Willis Monie interprets Wallace Stevens' reference to the Connecticut town of Haddam as a play on words relating to an old English proverb:
"'to have been at Haddum' means to have the French disease, or syphilis, and one who 'had been at Haddum' is one who is shedding his hair as a result of this disease. Using this pun, Stevens contrasts the illusions surrounding sex with the realities of sexual intercourse. The 'thin' (balding) men, then, worship at a false idol, romantic sex, even when faced with such sexual realities as venereal disease, rather than recognize sex as a part of the mundane world of the blackbirds. This reading explains the reference in the last line to "the women," who function in this section as the element of the physical world which is not seen as it exists in reality" (2).
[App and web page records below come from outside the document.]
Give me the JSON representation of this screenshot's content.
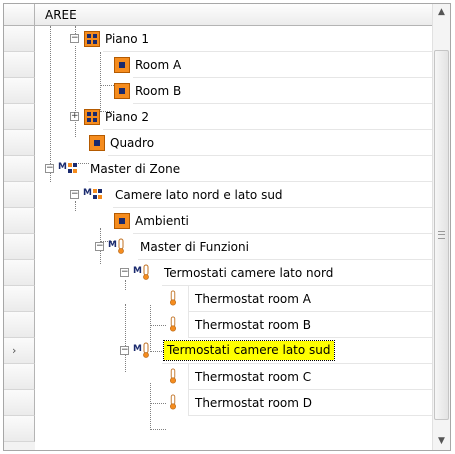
{
  "grid": {
    "column_header": "AREE"
  },
  "tree": [
    {
      "label": "Piano 1",
      "icon": "floor-grid-icon",
      "expander": "−"
    },
    {
      "label": "Room A",
      "icon": "room-icon"
    },
    {
      "label": "Room B",
      "icon": "room-icon"
    },
    {
      "label": "Piano 2",
      "icon": "floor-grid-icon",
      "expander": "+"
    },
    {
      "label": "Quadro",
      "icon": "room-icon"
    },
    {
      "label": "Master di Zone",
      "icon": "master-zone-icon",
      "expander": "−"
    },
    {
      "label": "Camere lato nord e lato sud",
      "icon": "master-zone-icon",
      "expander": "−"
    },
    {
      "label": "Ambienti",
      "icon": "room-icon"
    },
    {
      "label": "Master di Funzioni",
      "icon": "master-function-icon",
      "expander": "−"
    },
    {
      "label": "Termostati camere lato nord",
      "icon": "master-function-icon",
      "expander": "−"
    },
    {
      "label": "Thermostat room A",
      "icon": "thermostat-icon"
    },
    {
      "label": "Thermostat room B",
      "icon": "thermostat-icon"
    },
    {
      "label": "Termostati camere lato sud",
      "icon": "master-function-icon",
      "expander": "−",
      "selected": true
    },
    {
      "label": "Thermostat room C",
      "icon": "thermostat-icon"
    },
    {
      "label": "Thermostat room D",
      "icon": "thermostat-icon"
    }
  ],
  "row_indicator": "›",
  "scrollbar": {
    "up": "▲",
    "down": "▼"
  },
  "colors": {
    "selected_bg": "#ffff00",
    "icon_orange": "#f58c1e",
    "icon_navy": "#1a2a6e"
  }
}
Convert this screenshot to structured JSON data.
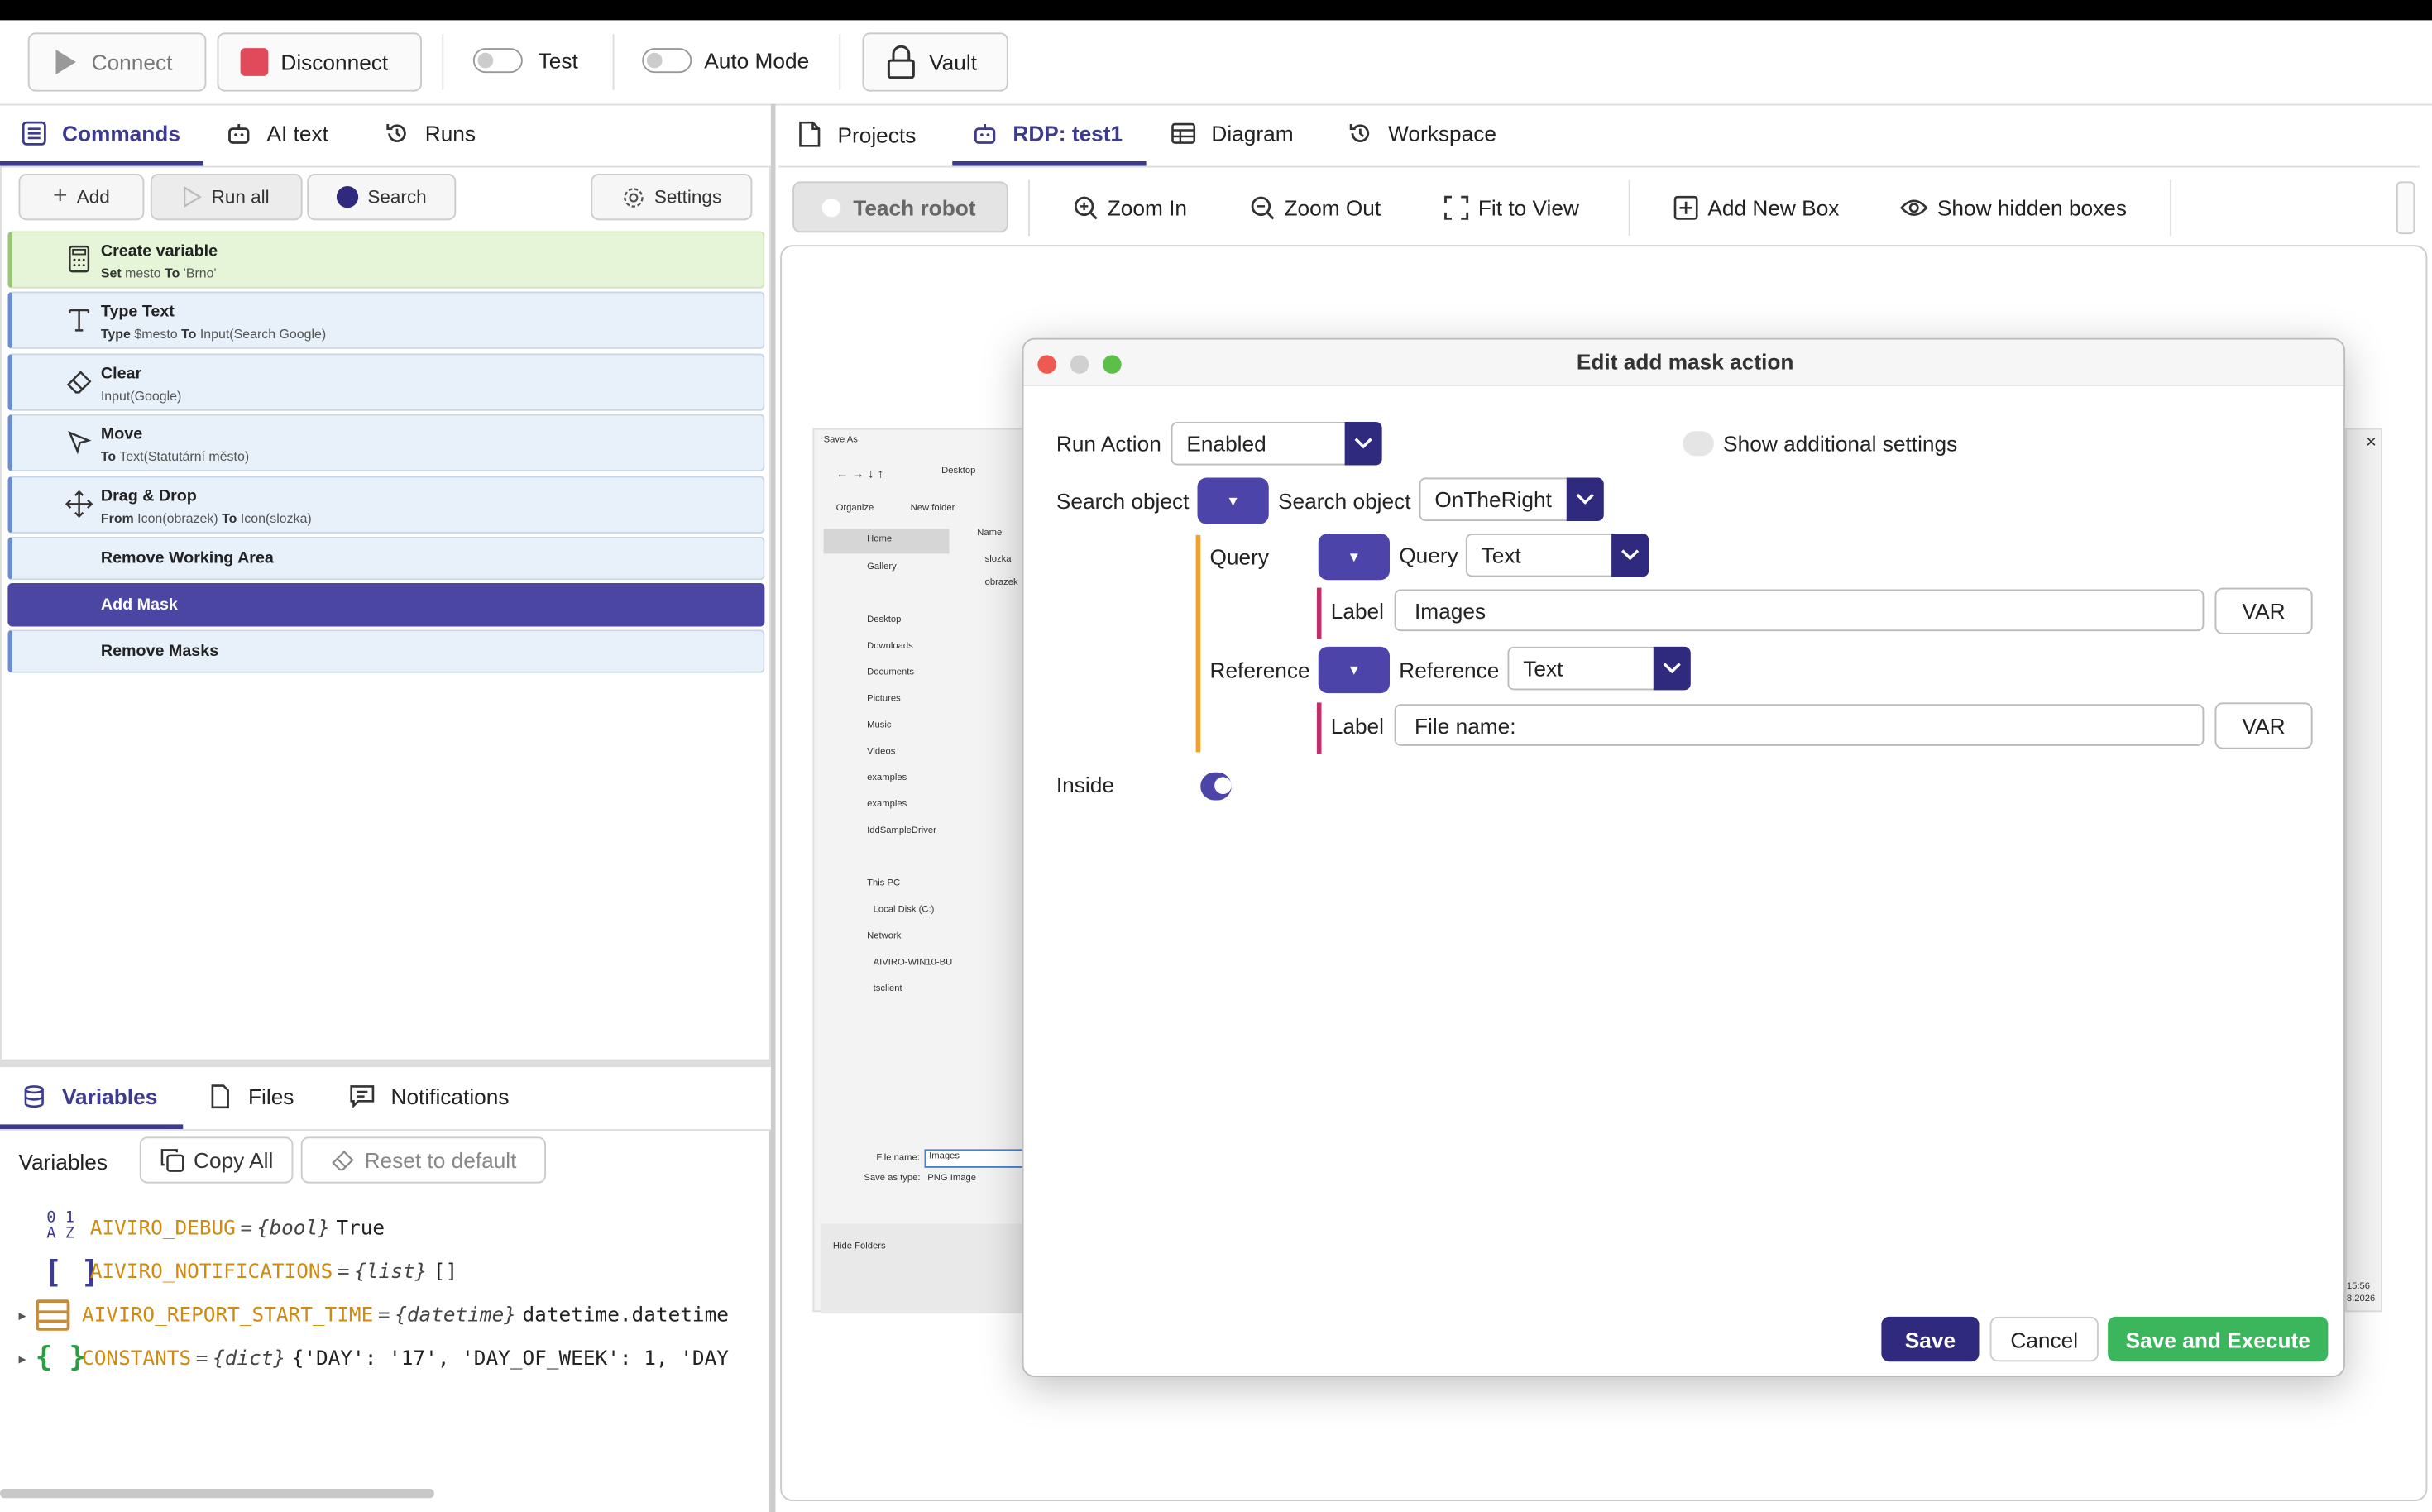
{
  "toolbar": {
    "connect": "Connect",
    "disconnect": "Disconnect",
    "test": "Test",
    "auto_mode": "Auto Mode",
    "vault": "Vault"
  },
  "left_tabs": [
    "Commands",
    "AI text",
    "Runs"
  ],
  "commands_toolbar": {
    "add": "Add",
    "run_all": "Run all",
    "search": "Search",
    "settings": "Settings"
  },
  "commands": [
    {
      "title": "Create variable",
      "k1": "Set",
      "v1": "mesto",
      "k2": "To",
      "v2": "'Brno'",
      "icon": "calculator-icon"
    },
    {
      "title": "Type Text",
      "k1": "Type",
      "v1": "$mesto",
      "k2": "To",
      "v2": "Input(Search Google)",
      "icon": "text-icon"
    },
    {
      "title": "Clear",
      "k1": "",
      "v1": "Input(Google)",
      "k2": "",
      "v2": "",
      "icon": "eraser-icon"
    },
    {
      "title": "Move",
      "k1": "To",
      "v1": "Text(Statutární město)",
      "k2": "",
      "v2": "",
      "icon": "cursor-icon"
    },
    {
      "title": "Drag & Drop",
      "k1": "From",
      "v1": "Icon(obrazek)",
      "k2": "To",
      "v2": "Icon(slozka)",
      "icon": "move-icon"
    },
    {
      "title": "Remove Working Area",
      "k1": "",
      "v1": "",
      "k2": "",
      "v2": ""
    },
    {
      "title": "Add Mask",
      "k1": "",
      "v1": "",
      "k2": "",
      "v2": ""
    },
    {
      "title": "Remove Masks",
      "k1": "",
      "v1": "",
      "k2": "",
      "v2": ""
    }
  ],
  "bottom_tabs": [
    "Variables",
    "Files",
    "Notifications"
  ],
  "variables_bar": {
    "label": "Variables",
    "copy_all": "Copy All",
    "reset": "Reset to default"
  },
  "variables": [
    {
      "icon": "0 1\nA Z",
      "name": "AIVIRO_DEBUG",
      "type": "{bool}",
      "value": "True",
      "icon_name": "bool-icon"
    },
    {
      "icon": "[ ]",
      "name": "AIVIRO_NOTIFICATIONS",
      "type": "{list}",
      "value": "[]",
      "icon_name": "list-icon"
    },
    {
      "icon": "",
      "name": "AIVIRO_REPORT_START_TIME",
      "type": "{datetime}",
      "value": "datetime.datetime",
      "icon_name": "datetime-icon"
    },
    {
      "icon": "{ }",
      "name": "CONSTANTS",
      "type": "{dict}",
      "value": "{'DAY': '17', 'DAY_OF_WEEK': 1, 'DAY",
      "icon_name": "dict-icon"
    }
  ],
  "right_tabs": [
    "Projects",
    "RDP: test1",
    "Diagram",
    "Workspace"
  ],
  "rdp_toolbar": {
    "teach": "Teach robot",
    "zoom_in": "Zoom In",
    "zoom_out": "Zoom Out",
    "fit": "Fit to View",
    "add_box": "Add New Box",
    "hidden": "Show hidden boxes"
  },
  "background_window": {
    "title": "Save As",
    "path": "Desktop",
    "organize": "Organize",
    "new_folder": "New folder",
    "name_col": "Name",
    "nav": [
      "Home",
      "Gallery",
      "Desktop",
      "Downloads",
      "Documents",
      "Pictures",
      "Music",
      "Videos",
      "examples",
      "examples",
      "IddSampleDriver",
      "This PC",
      "Local Disk (C:)",
      "Network",
      "AIVIRO-WIN10-BU",
      "tsclient"
    ],
    "files": [
      "slozka",
      "obrazek"
    ],
    "file_name_label": "File name:",
    "file_name_value": "Images",
    "save_type_label": "Save as type:",
    "save_type_value": "PNG Image",
    "hide_folders": "Hide Folders",
    "clock": "15:56",
    "date": "8.2026"
  },
  "dialog": {
    "title": "Edit add mask action",
    "run_action_label": "Run Action",
    "run_action_value": "Enabled",
    "show_additional": "Show additional settings",
    "search_object_label": "Search object",
    "search_object_label2": "Search object",
    "search_object_value": "OnTheRight",
    "query_label": "Query",
    "query_label2": "Query",
    "query_value": "Text",
    "label1": "Label",
    "label1_value": "Images",
    "var1": "VAR",
    "reference_label": "Reference",
    "reference_label2": "Reference",
    "reference_value": "Text",
    "label2": "Label",
    "label2_value": "File name:",
    "var2": "VAR",
    "inside_label": "Inside",
    "save": "Save",
    "cancel": "Cancel",
    "save_execute": "Save and Execute"
  },
  "colors": {
    "accent": "#3d3b8e",
    "save": "#2f2a7e",
    "save_execute": "#3cb65c",
    "disconnect": "#e04a5a",
    "selected_row": "#4b46a3"
  }
}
McNamara notes that "It is interesting, in connection with the poet's reference to the 'thin men of Haddam,' that the town of Haddam, Connecticut, was settled by the early Puritans. It is consistent with the poet's view of reality that he designates such men as 'thin,' in the sense that their vision of reality was distorted, their concerns being directed away from earthly reality" (McNamara, 447).